What he needs to work on: Wilson made a positive impression in his preseason debut against the Cardinals, racking up six tackles and an interception. He can enhance his chances of making the squad by continuing to impress as a position player while also making a handful of plays on special teams. Wilson needs to be active and physical against the run while also showing discipline and awareness as a pass defender. If he continues to progress in those areas, he will make a strong push to earn a spot as a backup player on a team loaded with talent.
Oakland Raiders: Amari Cooper, WR
Strengths: Cooper was roundly touted as the most pro-ready receiver to enter the NFL in years ahead of the 2015 NFL Draft, and the fourth overall pick definitely lived up to the hype in his preseason debut against the Rams. Not only did he display outstanding polish as a route runner, but he is an electric WR1 with sneaky running skills on the perimeter.
Weaknesses: Defeating press coverage at the line will be Cooper's biggest challenge as a pro.
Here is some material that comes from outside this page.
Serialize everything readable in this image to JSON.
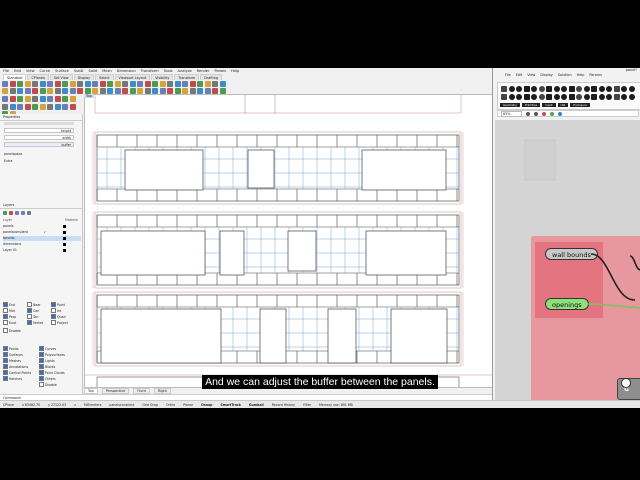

Although he is a skilled route runner with an array of releases, he still needs to work on escaping the clutches of physical defenders in tight coverage.
What he needs to work on: As the Raiders' clear WR1, he must prepare for the double coverage that he'll inevitably face down the road. He won't see exotic coverage during the preseason, but he can work on his escape skills against press or rolled coverage. How well he fares during the preseason will give the Raiders' coaches an indication of how to build a game plan to get him loose against elite competition.
San Diego Chargers: Melvin Gordon, RB
Strengths: The 15th overall pick is an explosive runner with exceptional speed and quickness. He is at his best attacking the edges, but also shows the vision and burst to split creases between the tackles.
Weaknesses: The rookie looks unsure and hesitant at the line of scrimmage. Against the Cowboys on Thursday, he frequently stopped his feet or stutter-stepped immediately after taking the handoff, leading to minimal gains (11 yards on six carries) against a fast-flowing defense.
What he needs to work on: Gordon must be more aggressive and decisive with the ball in his hands. As quickly as holes close in the NFL, Gordon has to find a way to makes his reads on the run to be a productive pro.